The exhibition also fulfills its educational mission by exploring the science of feathers and flight, the many different bird habitats, bird beaks, the highly-evolved senses of birds, bird intelligence, and bird behavior in a series of galleries containing a wide array of photographs and video, art, objects, specimens and samples of birds, eggs, and nests. The exhibition includes 110 varied bird specimens, from hummingbirds, blue jays, owls, and a crow to an ostrich, an eagle, and a hawk.
Along the way, the exhibition goes off on fascinating tangents into the history and technology of papermaking, engraving and lithography that contextualize the remarkable achievement of Audubon’s Birds of America.
No one can leave the exhibit without an enhanced appreciation for the diversity and wonder of birds, the resilient and beautiful creatures that have taken flight in our hearts and imaginations for millennia.

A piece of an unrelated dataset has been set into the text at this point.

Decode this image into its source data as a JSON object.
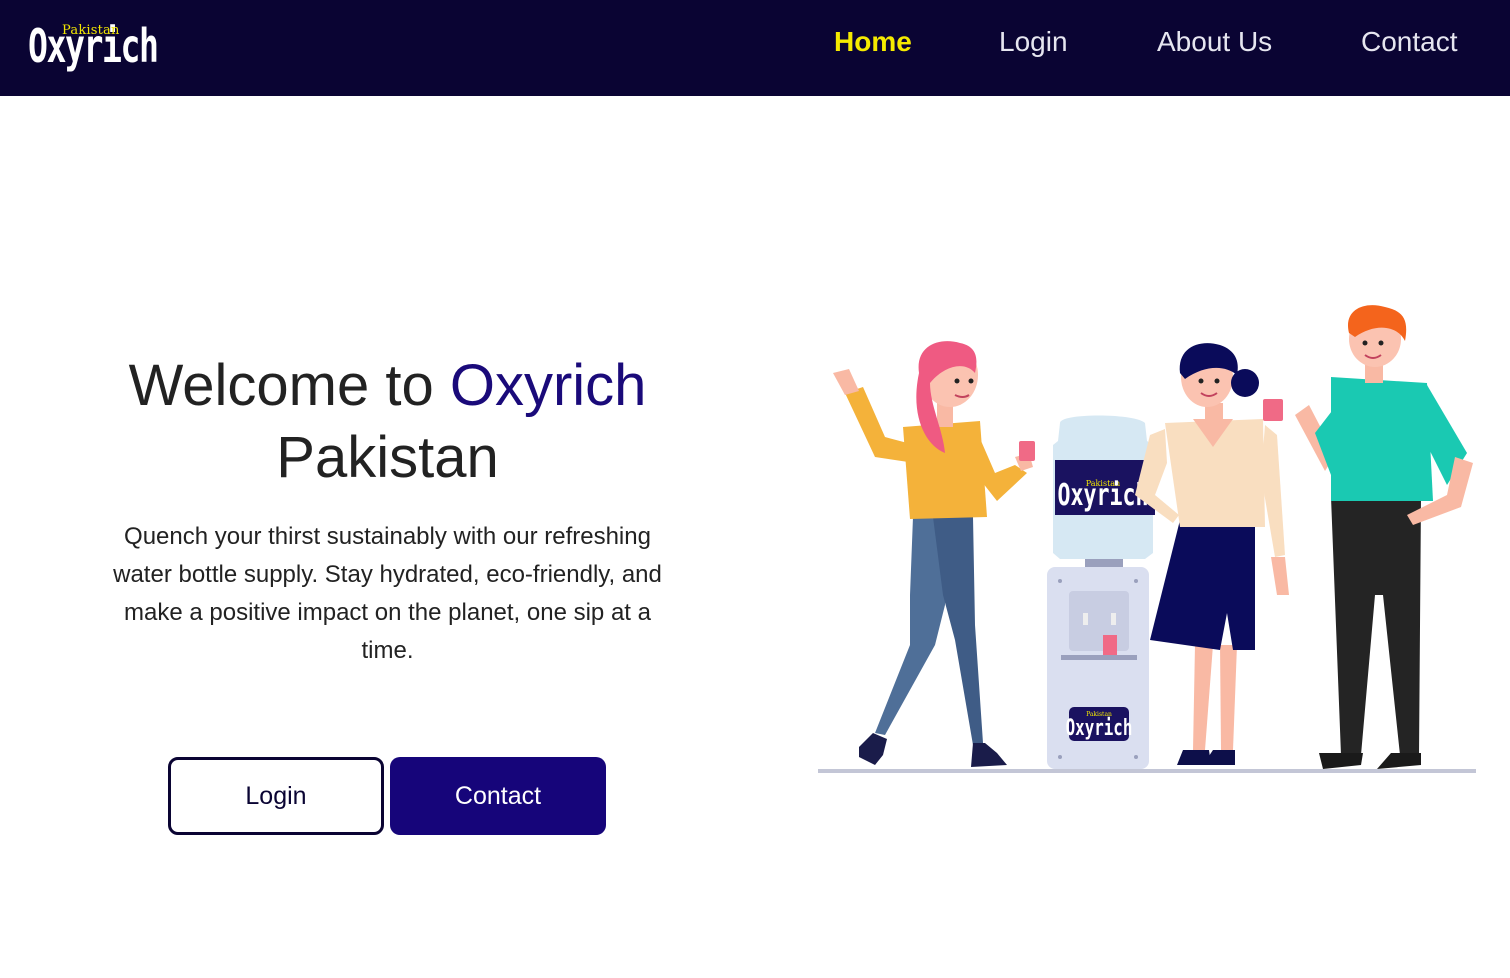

Several companion exhibitions serve to expand even further the world of man-bird dynamics as displayed in Taking Flight.
Painting America: The Hudson River School, featuring works by George Inness, Thomas Hill, Frederick Church and others makes the case for the 19th century American landscape painters collectively known as the Hudson River School whose portrayals of nature combined the reverence of prayer and devotion with the task of recording their luminous landscapes with the detailed care of naturalists.
And Morgan Bulkeley: Bird Story is a solo exhibition by the Berkshire native whose busy, witty landscapes combine a sense of whimsy, fabulism, and pop. Read more about that exhibition here.
Berkshire Museum is open Monday through Saturday from 10 a.m. to 5 p.m. and Sunday noon to 5 p.m. For more information, visit Berkshire Museum or call 413.443.7171. Museum admission is $13 for adults and $6 for children. Members and children aged three and under enjoy free admission.
The Museum is located at 39 South Street on Route 7 in downtown Pittsfield. Berkshire Museum is the first public museum in Berkshire County, established by Zenas Crane in 1903 as a museum of art and natural history. Little Cinema is open year-round. Feigenbaum Hall of Innovation, Aquarium, Alexander Calder Gallery, and other exhibits are ongoing.